It wasn’t until I finished reading Colm Tóibín’s latest novel on Sunday that I noticed no review for Brooklyn, which I was sure I had read. I looked back at my old records, and sure enough, I read it in March 2016, but mistakenly removed the flag from my notes that indicates I haven’t reviewed it yet. So, here goes.
Brooklyn is a quiet story set in post-World War II Ireland and New York. It is about the tension between yearning for home and desiring to make your own way in the world.
Eilis Lacey has finished a bookkeeping course and is eager for work, but the only job she can find in her small Irish home town is clerking at Miss Kelly’s store on Sunday mornings. Her brothers have emigrated to England for work, and the family is supported by her older sister Rose, who works as a bookkeeper. Rose wants more for Eilis, so she arranges for Father Flood, a visiting priest, to find Eilis a job in Brooklyn.
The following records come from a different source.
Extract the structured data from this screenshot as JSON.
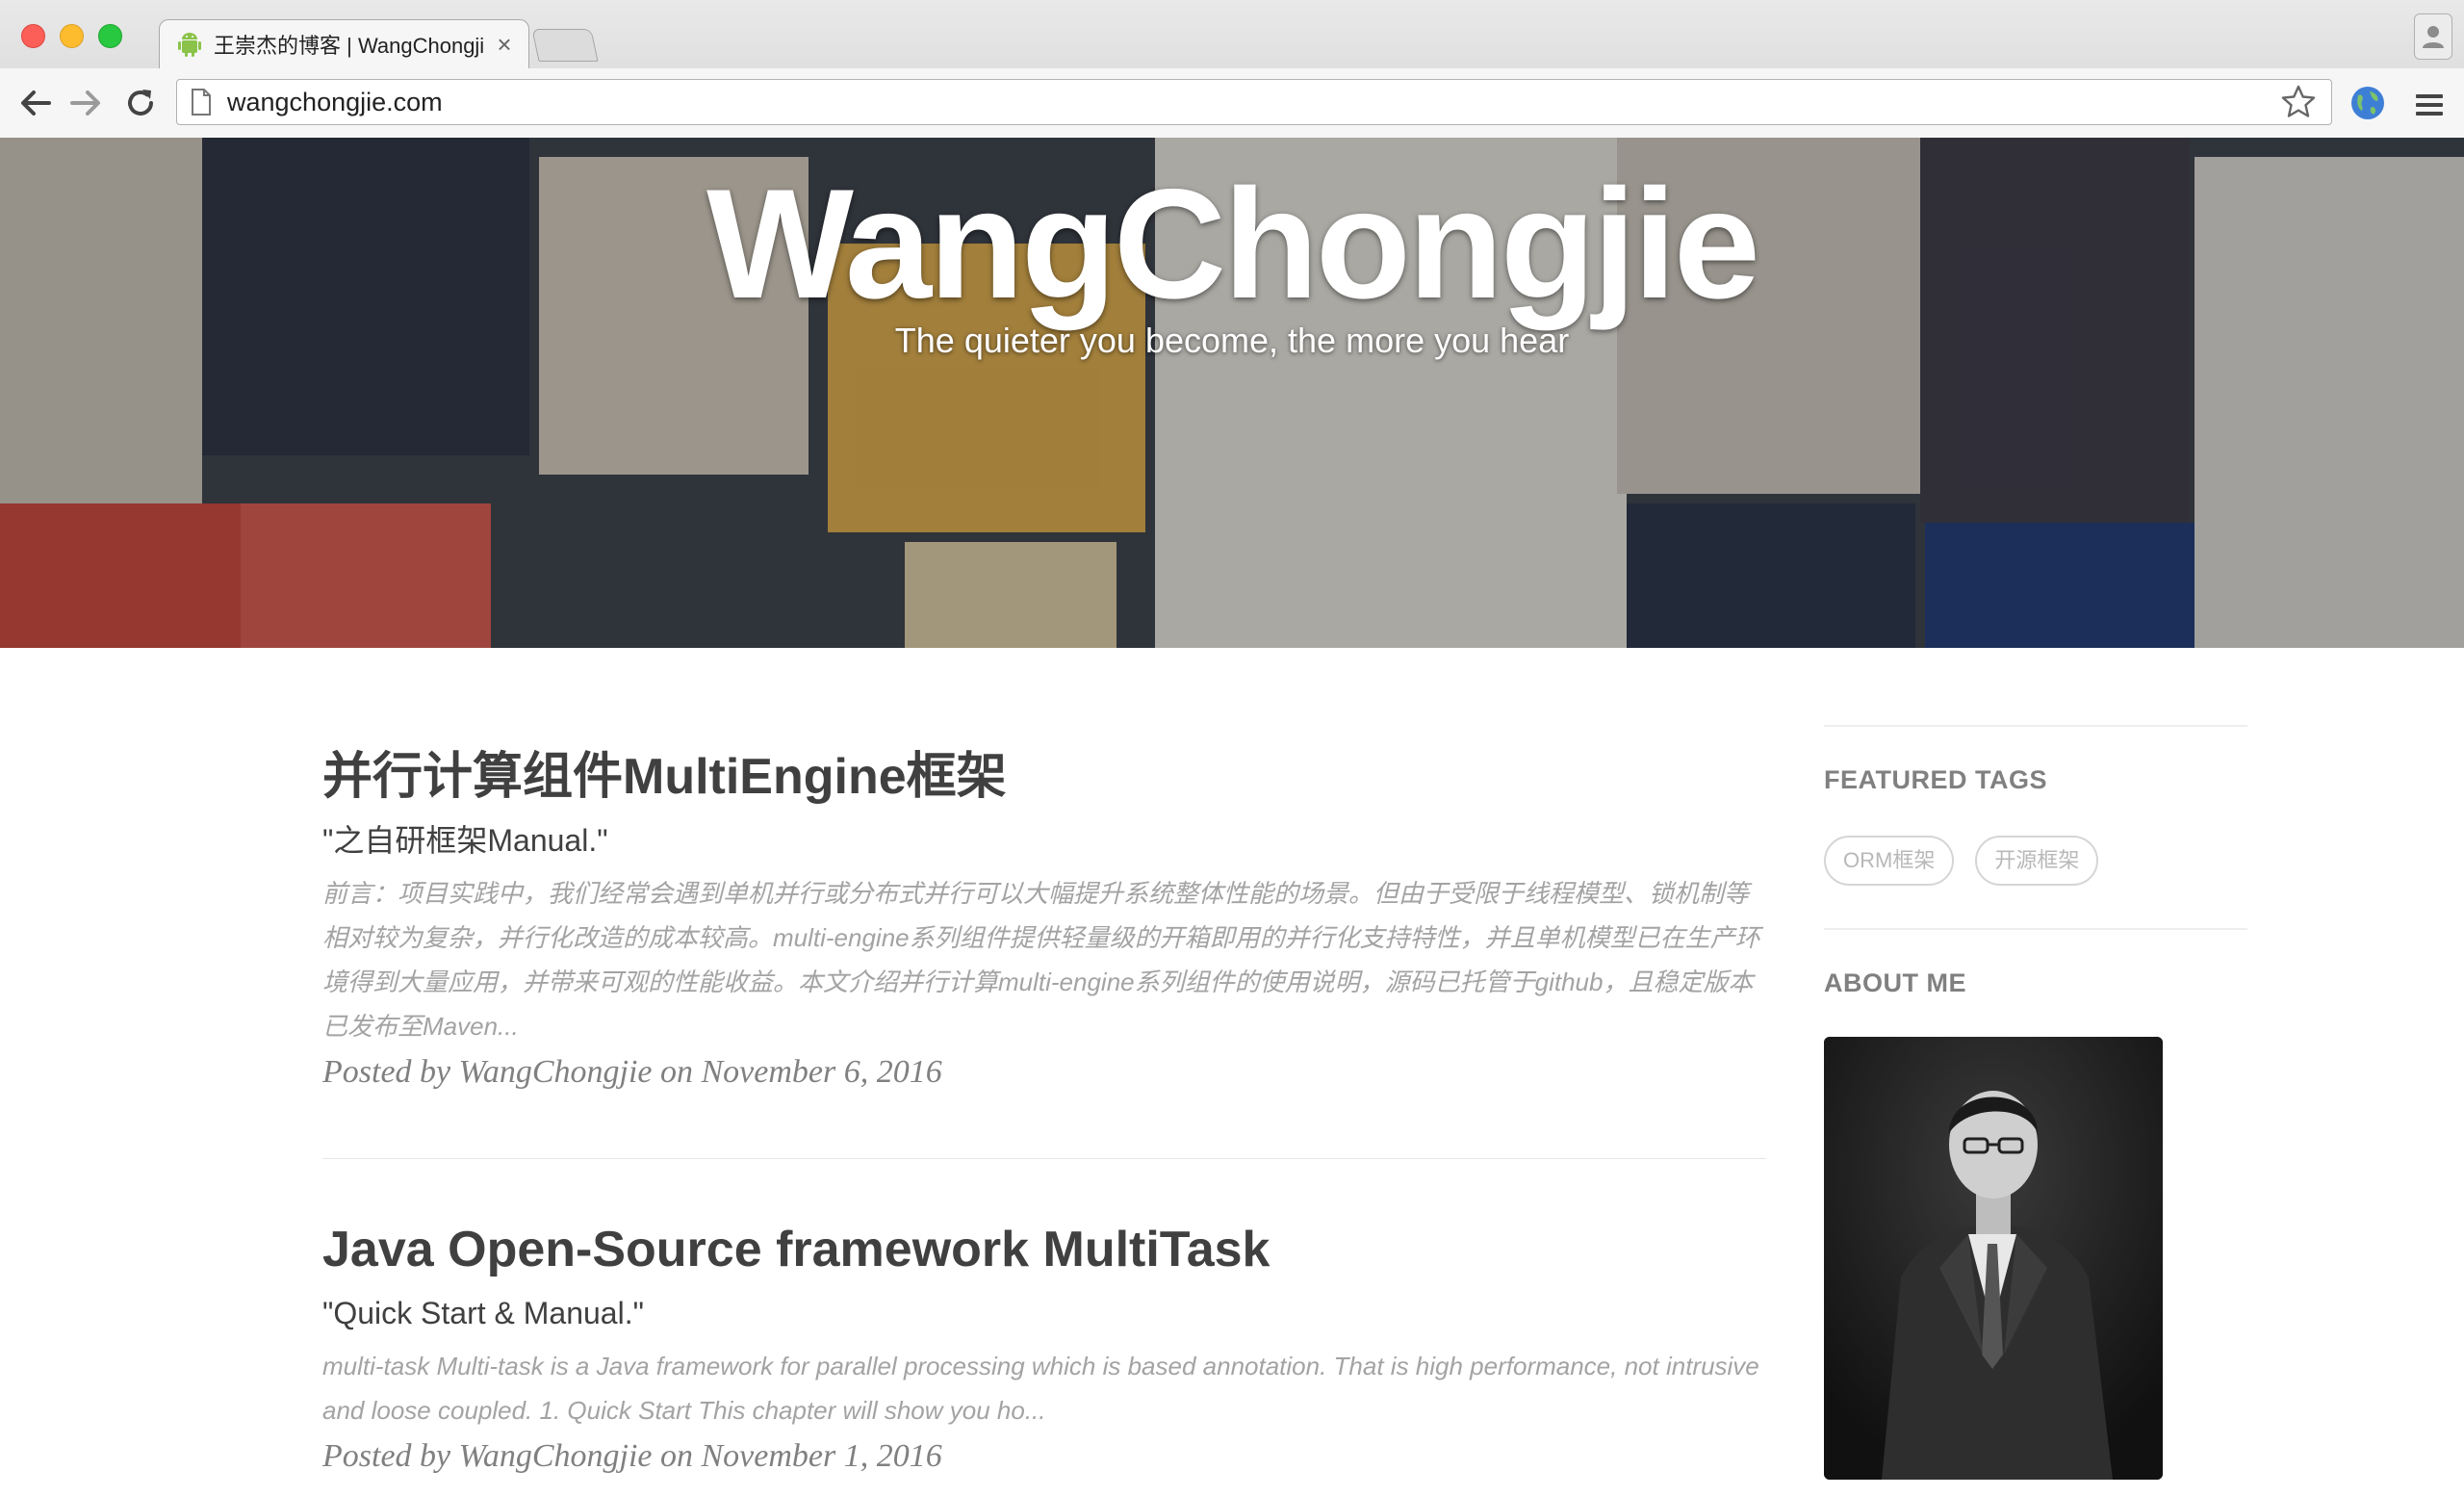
{
  "browser": {
    "tab_title": "王崇杰的博客 | WangChongjie",
    "tab_close": "×",
    "url": "wangchongjie.com",
    "icons": [
      "android-favicon-icon",
      "page-icon",
      "back-icon",
      "forward-icon",
      "reload-icon",
      "star-icon",
      "globe-extension-icon",
      "menu-icon",
      "profile-icon"
    ]
  },
  "header": {
    "title": "WangChongjie",
    "subtitle": "The quieter you become, the more you hear"
  },
  "posts": [
    {
      "title": "并行计算组件MultiEngine框架",
      "subtitle": "\"之自研框架Manual.\"",
      "excerpt": "前言：项目实践中，我们经常会遇到单机并行或分布式并行可以大幅提升系统整体性能的场景。但由于受限于线程模型、锁机制等相对较为复杂，并行化改造的成本较高。multi-engine系列组件提供轻量级的开箱即用的并行化支持特性，并且单机模型已在生产环境得到大量应用，并带来可观的性能收益。本文介绍并行计算multi-engine系列组件的使用说明，源码已托管于github，且稳定版本已发布至Maven...",
      "meta": "Posted by WangChongjie on November 6, 2016"
    },
    {
      "title": "Java Open-Source framework MultiTask",
      "subtitle": "\"Quick Start & Manual.\"",
      "excerpt": "multi-task Multi-task is a Java framework for parallel processing which is based annotation. That is high performance, not intrusive and loose coupled. 1. Quick Start This chapter will show you ho...",
      "meta": "Posted by WangChongjie on November 1, 2016"
    }
  ],
  "sidebar": {
    "featured_tags_heading": "FEATURED TAGS",
    "tags": [
      "ORM框架",
      "开源框架"
    ],
    "about_heading": "ABOUT ME"
  }
}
The best he can do for her is a clerk’s job in a department store, Bartocci’s. Eilis enjoys her job, but she is frightfully homesick and does not much enjoy living in Mrs. Kehoe’s boardinghouse. Reasoning that being busy will make her less homesick, Father Flood signs her up for courses at Brooklyn College.
Soon, she is making a new life for herself, doing well in her courses, and even finding a boyfriend, a cheerful Italian plumber named Tony. She is finally settling into her new life when something unexpected occurs that takes her back to Ireland and a choice between her two lives.
Written in Tóibín’s graceful prose, Brooklyn is a quiet but powerful character study and exploration of the immigrant experience in post-World War II America.
The Empty Family
Daniel Sullivan is about to leave Ireland for a business trip when he catches a segment of a radio broadcast more than 20 years old. He hears the voice of Nicola Janks, his old girlfriend. When he learns she died in 1986, the year he last saw her, he becomes obsessed with finding out what happened to her, fearing he was responsible for her death.
Unfortunately, he is unable to explain this concern to his wife, Claudette. Instead, she hears from his family about his erratic behavior. He is supposed to visit his 90-year-old father in Brooklyn but stays only a few minutes before abruptly leaving to visit his children from his first marriage.
These are the first events in a series that will change his life. But O’Farrell is interested in more than these events. In chapters ranging back and forth over 30 years and switching point of view among the characters, she tells about the lives of many of them, of Claudette, the reclusive ex-movie star; of Daniel; of Daniel’s children and Claudette’s children; of Daniel’s mother; even of some of the novel’s secondary characters.
I came late to O’Farrell and so far have only read two books by her, but I’ve enjoyed them immensely. She catches you with her complex plots but keeps you with her characterizations.
After You’d Gone
Where’d You Go, Bernadette
Prue Winship grows up the oldest daughter of a gin distiller in 18th century Brooklyn. Her father having failed to have sons, he brings her into the distillery as an apprentice when she is 14, and she learns to run it. She doesn’t expect, though, that her father’s early death will leave her and her sister Temperance in charge of it.
Despite the preoccupations of running a business, Prue has another dream—to build a bridge across the East River into New York. Many have tried to design one, but nothing has been proposed that would not obstruct water traffic for hours. Prue thinks she has an idea that would work.
This seems like it would be a book I would enjoy, but I could not get going in it. I gave it an effort, but after six days of reading, I still wasn’t into it and hadn’t reached the halfway mark. (Usually six days is enough for me to read most works of fiction, no matter how long. Often in six days I have read two or three novels.) I still had about 300 pages to read when I decided to stop. I couldn’t put my finger on my problem. The novel was well written and on an interesting subject. However, it was very slow moving and kept relating the heroine’s dreams. There is nothing more boring than a dream in fiction, I think. Finally, I dimly remember reading a book on this same subject, the distillery and the bridge, years ago, although I am fairly sure it was not this one. So, not the book for me despite its good reviews in the press.
Parrot and Olivier in America